My supervisor told me, 'Any videos that you’ve been itching to make, now is the time to do it. Because when travel restrictions are lifted, we’re going out hard, visiting as many people as possible, and returning to trade shows. Anything you need to stay put to work on, now is the time. I write a lot of documents, too; for example, how to fix this electrode, or why does your potentiostat do this type of behavior—things that could be useful to the community. So I’m busy!”
Contact is key
“Today, the key to happy customers is keeping in touch. I use whichever mode of communication the customer prefers—Skype, phone, email. We back that up with social media to say, ’Hey, Pine is still here. We’re doing things. If you need assistance, contact us. We’re more than happy to help.’ If chemists and grad students have fundamental questions about science, they can ask me. It’s really good to talk to somebody if you’re not 100 percent sure about something.
We engage by doing more digital workshops. For example, in the past we delivered our cyclic voltammetry and EIS (electrochemical impedance spectroscopy) boot camps in person. Now I do online bootcamps and share my screen to demonstrate fundamental ideas or concepts, and answer questions directly.
One good thing. In the past, grad students I’ve known and worked with for a while, when they defended their theses, they were too far away for me to attend. Now their thesis defense is on Zoom, and it’s open to the public. They send me the link to their defense and I get to hear and celebrate with them!
We all need some level of human interaction. We usually get it from being near each other physically, but we right now that’s not advisable. You would be surprised by the impact of maintaining communication. If you email a customer with whom you’re normally always brass-tacks trying to figure out the next thing, and ask ‘how are you doing,’ that little gesture goes a long way. Because if someone is really feeling bad, you can help them, whether they need a short 15-30-minute conversation or a two-hour conversation. It helps them and it helps you stay sane!”

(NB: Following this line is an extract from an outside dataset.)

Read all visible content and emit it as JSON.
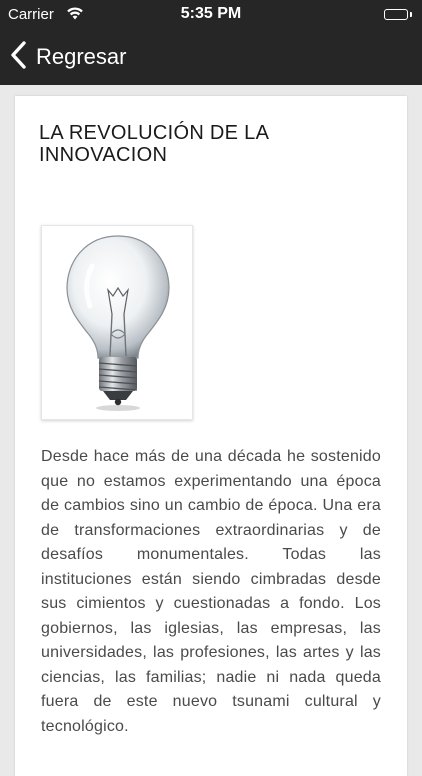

Simple steps to staying sane
“Maintaining continuity, routine, and productivity in this new and different time is challenging. Although I can’t go to the gym, I still exercise from home. It’s easy to walk down the trail near where I live and stay six feet away from others. Getting time outdoors helps me feel good. Where I might normally have lunch with somebody once every week or two, now I have Zoom lunch meetings with that person.
Sticking to a regime is good. I write a list of the things I want to accomplish, even very simple things. I make the goals easy. Instead of reading a whole book, my goal may be to complete one chapter. Even making a start on a task helps. At the end of the day, knocking off that small task gives me a sense of accomplishment.
As scientists and electrochemists, the ECS community needs time to reflect, and this situation gives us that. Some of the most creative scientific ideas come when all we can do is think. Stay the course, stay focused, talk to people. Use this time as a gift, and you will not only survive, but you will thrive. When life returns to normal, you’re going to hit the lab hard, and you will have all these great ideas—but don’t burn yourself out!”
Stronger and closer on the other side
“It’s hard to say how it’s going to be going forward. Every few days or weeks, something new happens. If COVID cases start to decrease, it’s going to be a slow ramp-up back to some level of normalcy. With different states on different schedules, it’s going to be difficult to return to normal travel.
It’ll be good to see familiar faces and new faces at the next ECS meeting—whenever that is. I’ve stayed current with my clients’ activities through the pandemic thanks to ECS’s Twitter and Facebook updates. I look forward to congratulating whoever finished their thesis, won an award, or had a paper published since I last saw them. Also, since ECS is so international, I am looking forward to hearing what everyone’s experience has been through the pandemic. There is this sense of unity with people around the world since we are all going through the pandemic together. Ultimately, we will get through this hard time and be stronger and closer for the experience.”